▸ Dataset content
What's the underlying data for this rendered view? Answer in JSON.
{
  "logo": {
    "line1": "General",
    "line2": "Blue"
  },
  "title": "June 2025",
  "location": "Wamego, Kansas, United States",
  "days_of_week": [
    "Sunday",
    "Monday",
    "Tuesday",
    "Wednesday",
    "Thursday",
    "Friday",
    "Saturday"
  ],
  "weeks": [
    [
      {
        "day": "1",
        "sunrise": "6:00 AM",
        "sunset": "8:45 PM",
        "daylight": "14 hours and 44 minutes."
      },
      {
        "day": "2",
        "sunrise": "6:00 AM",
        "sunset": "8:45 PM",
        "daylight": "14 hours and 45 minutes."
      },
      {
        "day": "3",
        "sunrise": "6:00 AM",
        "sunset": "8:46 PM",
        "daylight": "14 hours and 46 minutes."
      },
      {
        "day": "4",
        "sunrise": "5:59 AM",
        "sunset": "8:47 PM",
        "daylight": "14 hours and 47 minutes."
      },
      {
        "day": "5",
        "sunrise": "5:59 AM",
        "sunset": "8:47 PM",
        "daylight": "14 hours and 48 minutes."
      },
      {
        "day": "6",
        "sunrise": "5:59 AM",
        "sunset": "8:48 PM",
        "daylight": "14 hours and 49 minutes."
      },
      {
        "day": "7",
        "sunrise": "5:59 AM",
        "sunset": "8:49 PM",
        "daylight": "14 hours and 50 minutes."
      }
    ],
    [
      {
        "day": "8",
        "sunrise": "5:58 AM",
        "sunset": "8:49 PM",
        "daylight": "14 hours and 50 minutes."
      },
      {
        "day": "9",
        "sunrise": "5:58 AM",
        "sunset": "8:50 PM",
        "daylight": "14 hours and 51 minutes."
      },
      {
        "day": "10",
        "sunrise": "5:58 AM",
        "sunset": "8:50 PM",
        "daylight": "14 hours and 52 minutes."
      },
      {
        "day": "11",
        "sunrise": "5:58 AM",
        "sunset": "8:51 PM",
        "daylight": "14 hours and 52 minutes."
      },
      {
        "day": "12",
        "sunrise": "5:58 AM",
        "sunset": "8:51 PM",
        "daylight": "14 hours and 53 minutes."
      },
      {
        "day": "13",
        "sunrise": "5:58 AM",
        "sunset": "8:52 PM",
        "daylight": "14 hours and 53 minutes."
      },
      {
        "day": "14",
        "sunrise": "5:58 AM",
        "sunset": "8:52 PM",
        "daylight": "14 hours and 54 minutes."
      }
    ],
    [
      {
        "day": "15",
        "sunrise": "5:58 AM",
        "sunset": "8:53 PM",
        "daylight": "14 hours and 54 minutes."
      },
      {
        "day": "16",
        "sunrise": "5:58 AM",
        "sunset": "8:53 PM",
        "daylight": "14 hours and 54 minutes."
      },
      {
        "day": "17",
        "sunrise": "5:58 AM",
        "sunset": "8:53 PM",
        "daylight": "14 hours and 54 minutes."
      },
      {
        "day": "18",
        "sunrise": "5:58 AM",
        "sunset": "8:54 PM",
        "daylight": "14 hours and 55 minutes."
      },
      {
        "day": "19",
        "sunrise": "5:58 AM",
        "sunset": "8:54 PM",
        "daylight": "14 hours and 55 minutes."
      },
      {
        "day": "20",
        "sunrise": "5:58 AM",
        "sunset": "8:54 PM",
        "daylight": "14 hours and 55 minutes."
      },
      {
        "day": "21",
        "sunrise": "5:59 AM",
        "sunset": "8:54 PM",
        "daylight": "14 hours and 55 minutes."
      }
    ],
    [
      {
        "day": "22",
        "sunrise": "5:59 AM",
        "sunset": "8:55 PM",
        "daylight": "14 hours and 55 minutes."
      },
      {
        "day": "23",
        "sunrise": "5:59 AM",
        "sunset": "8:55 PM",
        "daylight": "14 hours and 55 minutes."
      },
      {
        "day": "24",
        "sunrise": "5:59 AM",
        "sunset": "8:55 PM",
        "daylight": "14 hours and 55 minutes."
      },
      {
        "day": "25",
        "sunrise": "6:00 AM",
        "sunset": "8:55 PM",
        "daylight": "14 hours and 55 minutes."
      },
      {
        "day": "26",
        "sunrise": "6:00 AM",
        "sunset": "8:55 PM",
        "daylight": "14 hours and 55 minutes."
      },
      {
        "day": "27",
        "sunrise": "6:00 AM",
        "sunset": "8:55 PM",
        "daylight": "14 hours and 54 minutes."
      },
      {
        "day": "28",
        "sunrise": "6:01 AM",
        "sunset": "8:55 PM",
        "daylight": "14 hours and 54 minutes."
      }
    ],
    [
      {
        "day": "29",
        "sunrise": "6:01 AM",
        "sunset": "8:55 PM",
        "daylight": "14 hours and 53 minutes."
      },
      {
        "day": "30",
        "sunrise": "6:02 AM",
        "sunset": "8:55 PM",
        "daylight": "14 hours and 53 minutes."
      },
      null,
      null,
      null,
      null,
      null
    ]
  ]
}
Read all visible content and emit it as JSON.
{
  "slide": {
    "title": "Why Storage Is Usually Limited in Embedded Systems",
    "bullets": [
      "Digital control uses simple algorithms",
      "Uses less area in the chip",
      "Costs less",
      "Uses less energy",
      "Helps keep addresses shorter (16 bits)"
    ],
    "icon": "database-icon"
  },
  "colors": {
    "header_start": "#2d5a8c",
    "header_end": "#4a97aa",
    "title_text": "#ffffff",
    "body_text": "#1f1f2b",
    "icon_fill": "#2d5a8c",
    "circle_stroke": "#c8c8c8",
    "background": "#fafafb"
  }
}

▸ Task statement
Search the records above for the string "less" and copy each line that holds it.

▸ Response to this exercise
      "Uses less area in the chip",
      "Costs less",
      "Uses less energy",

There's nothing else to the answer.